It’s a very short document, which, by the way, I have a copy of. Just to show you how small the Constitution is… This is the Constitution. It’s a very very very small document that’s no longer than a term paper. In seven articles and 27 amendments, it creates the entire blueprint for our government. It identifies the actors, the institutions, the processes, and the ground rules by which we as a society choose to live. So once you understand the Constitution, you really understand the essence of how American government was designed. At the time of the writing of the Constitution, it was a brand new notion that people could figure it out for themselves, that we could govern ourselves. We had been a colony of Great Britain for a couple hundred years and we didn’t really
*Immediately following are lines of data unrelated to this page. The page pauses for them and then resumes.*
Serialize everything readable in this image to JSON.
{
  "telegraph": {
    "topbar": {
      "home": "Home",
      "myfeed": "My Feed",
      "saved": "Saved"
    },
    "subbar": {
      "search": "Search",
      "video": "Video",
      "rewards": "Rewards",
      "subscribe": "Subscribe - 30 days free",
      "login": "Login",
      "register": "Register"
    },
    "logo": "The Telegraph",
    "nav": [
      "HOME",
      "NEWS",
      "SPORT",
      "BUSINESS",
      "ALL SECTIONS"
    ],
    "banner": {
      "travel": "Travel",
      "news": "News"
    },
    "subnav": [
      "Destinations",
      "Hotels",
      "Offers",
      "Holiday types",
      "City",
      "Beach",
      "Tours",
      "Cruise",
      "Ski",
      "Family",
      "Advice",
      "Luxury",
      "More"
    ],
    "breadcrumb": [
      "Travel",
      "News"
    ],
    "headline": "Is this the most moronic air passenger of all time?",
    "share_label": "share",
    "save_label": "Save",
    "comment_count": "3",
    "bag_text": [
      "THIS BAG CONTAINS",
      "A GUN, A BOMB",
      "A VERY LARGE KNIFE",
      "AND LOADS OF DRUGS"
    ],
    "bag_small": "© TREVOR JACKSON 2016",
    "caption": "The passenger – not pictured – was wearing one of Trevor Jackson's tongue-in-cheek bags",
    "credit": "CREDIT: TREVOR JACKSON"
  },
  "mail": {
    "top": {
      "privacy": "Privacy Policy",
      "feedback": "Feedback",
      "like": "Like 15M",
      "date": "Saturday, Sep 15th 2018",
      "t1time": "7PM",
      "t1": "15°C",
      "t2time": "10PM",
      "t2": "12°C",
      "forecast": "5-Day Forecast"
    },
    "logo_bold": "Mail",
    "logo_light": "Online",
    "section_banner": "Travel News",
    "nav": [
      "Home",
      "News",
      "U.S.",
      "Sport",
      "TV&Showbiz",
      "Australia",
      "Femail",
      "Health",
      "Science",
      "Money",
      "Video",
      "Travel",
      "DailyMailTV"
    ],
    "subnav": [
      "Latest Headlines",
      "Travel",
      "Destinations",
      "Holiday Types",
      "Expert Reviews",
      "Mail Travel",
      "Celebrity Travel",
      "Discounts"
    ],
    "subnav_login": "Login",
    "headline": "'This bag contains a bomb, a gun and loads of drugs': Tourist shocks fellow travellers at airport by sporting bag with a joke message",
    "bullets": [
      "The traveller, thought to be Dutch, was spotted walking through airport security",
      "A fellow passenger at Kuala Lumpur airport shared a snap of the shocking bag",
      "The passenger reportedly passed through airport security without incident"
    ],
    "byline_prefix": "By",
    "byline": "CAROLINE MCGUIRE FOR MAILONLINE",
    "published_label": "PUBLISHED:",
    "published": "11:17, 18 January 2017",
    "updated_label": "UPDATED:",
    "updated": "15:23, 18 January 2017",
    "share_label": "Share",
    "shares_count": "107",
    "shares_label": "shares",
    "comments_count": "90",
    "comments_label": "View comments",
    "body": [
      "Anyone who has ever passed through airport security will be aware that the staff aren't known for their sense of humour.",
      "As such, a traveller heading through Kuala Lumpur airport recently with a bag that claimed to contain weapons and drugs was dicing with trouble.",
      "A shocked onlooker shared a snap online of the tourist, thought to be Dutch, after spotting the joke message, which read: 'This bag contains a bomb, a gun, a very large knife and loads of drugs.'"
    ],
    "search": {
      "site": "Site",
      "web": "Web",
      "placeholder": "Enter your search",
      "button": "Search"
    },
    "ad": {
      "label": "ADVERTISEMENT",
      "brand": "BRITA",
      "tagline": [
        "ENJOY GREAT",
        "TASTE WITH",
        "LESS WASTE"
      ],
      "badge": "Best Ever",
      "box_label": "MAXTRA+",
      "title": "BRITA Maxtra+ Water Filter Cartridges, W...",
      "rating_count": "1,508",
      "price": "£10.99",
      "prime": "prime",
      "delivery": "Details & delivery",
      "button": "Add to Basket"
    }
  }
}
like the experience. We had always left it up to people who were
in aristocracy, the monarchy. One of the founding principles of the country
was to limit the power of the national government and that’s still in our political DNA today. The Constitution is a remarkable document in that it’s lasted us over 200 years. Many
other countries have experimented with representative democracy and they’ve had far more constitutions
than we have. When they wrote this document, they wrote
a document that was flexible enough to let it stand the test of time. It was never, ever meant, it was never, ever meant, to be etched in stone. I had these very, very conservative professors.
They were, uh… rather… old. They felt that the Constitution was divinely inspired.
“Let me get this straight, you’re telling me that the writers of the Constitution were
divinely inspired to have slaves?” That’s where my interest in the Constitution kicked
off because I said if it can be wrong about one of its major principles, how else might
we critique it?